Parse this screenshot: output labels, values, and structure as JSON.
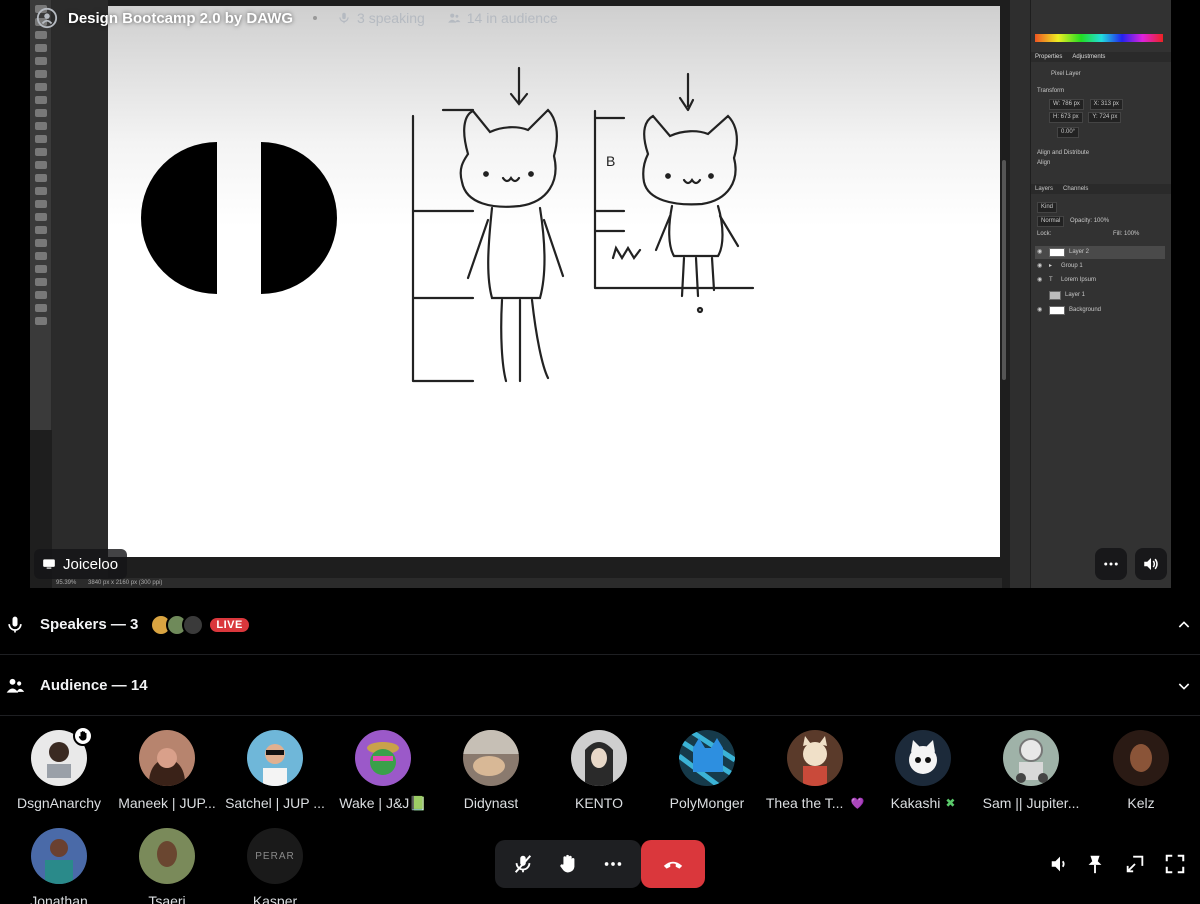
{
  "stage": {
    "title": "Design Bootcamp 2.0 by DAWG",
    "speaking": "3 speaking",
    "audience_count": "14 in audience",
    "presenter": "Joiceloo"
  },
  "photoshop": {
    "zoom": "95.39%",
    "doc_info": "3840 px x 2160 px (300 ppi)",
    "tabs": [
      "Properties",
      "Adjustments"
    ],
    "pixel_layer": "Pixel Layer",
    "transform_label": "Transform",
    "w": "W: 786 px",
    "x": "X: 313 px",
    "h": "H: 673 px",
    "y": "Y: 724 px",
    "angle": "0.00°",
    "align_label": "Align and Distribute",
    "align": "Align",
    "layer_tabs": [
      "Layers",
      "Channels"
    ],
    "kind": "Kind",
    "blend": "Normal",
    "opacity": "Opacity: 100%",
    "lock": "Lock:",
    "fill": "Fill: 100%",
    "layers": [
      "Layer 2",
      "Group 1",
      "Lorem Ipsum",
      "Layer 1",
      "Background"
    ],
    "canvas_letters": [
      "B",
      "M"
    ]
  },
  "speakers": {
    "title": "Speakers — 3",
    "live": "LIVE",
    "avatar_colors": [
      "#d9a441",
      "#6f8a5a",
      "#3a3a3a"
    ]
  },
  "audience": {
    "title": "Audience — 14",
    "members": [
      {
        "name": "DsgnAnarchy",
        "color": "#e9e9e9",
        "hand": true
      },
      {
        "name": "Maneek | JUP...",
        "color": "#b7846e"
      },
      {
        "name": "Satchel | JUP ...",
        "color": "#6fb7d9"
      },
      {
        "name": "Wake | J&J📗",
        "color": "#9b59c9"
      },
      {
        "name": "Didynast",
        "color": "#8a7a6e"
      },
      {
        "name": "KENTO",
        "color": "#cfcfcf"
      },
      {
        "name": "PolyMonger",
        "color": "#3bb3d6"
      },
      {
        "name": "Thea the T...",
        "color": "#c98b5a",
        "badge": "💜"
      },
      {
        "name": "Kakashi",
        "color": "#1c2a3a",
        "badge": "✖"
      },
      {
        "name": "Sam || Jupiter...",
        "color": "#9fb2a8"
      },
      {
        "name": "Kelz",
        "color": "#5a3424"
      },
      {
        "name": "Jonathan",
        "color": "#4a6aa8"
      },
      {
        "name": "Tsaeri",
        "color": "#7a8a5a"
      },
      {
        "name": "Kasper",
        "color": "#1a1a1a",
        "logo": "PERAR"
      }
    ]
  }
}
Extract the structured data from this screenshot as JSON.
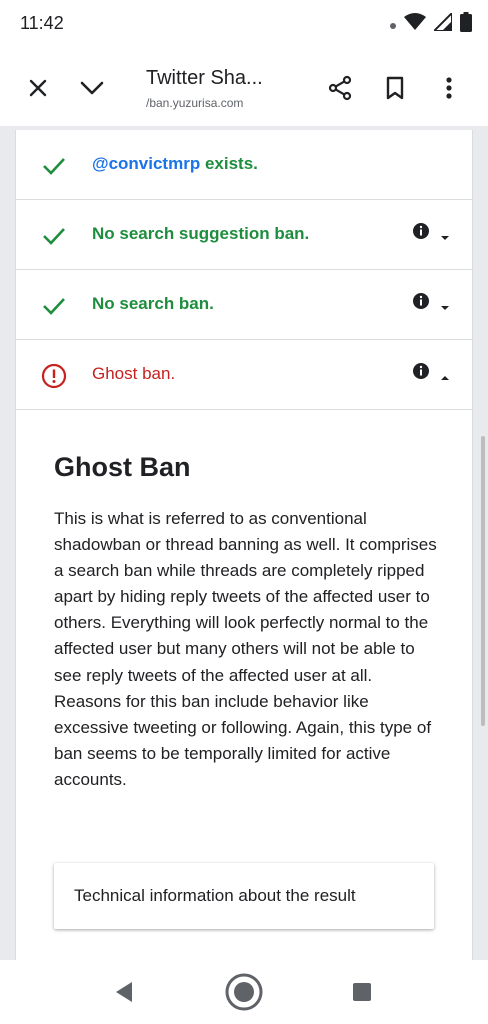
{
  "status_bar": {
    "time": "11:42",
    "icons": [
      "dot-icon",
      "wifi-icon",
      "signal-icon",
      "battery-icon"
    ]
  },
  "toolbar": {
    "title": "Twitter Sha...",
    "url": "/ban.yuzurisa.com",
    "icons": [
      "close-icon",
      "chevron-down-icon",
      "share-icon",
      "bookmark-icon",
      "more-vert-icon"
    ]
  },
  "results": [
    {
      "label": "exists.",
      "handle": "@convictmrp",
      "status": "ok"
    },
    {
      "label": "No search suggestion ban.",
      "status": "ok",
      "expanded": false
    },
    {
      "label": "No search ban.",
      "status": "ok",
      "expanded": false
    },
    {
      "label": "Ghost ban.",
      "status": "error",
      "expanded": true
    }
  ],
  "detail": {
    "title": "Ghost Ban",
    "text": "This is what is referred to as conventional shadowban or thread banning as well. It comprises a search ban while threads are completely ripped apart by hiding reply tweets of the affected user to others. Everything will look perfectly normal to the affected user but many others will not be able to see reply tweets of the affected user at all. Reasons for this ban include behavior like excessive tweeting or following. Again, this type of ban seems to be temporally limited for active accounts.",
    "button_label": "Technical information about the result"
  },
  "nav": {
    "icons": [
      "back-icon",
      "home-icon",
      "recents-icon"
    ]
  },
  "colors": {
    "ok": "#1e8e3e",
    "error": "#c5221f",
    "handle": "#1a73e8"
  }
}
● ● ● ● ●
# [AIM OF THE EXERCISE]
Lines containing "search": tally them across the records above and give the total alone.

# [EXERCISE RESULT]
3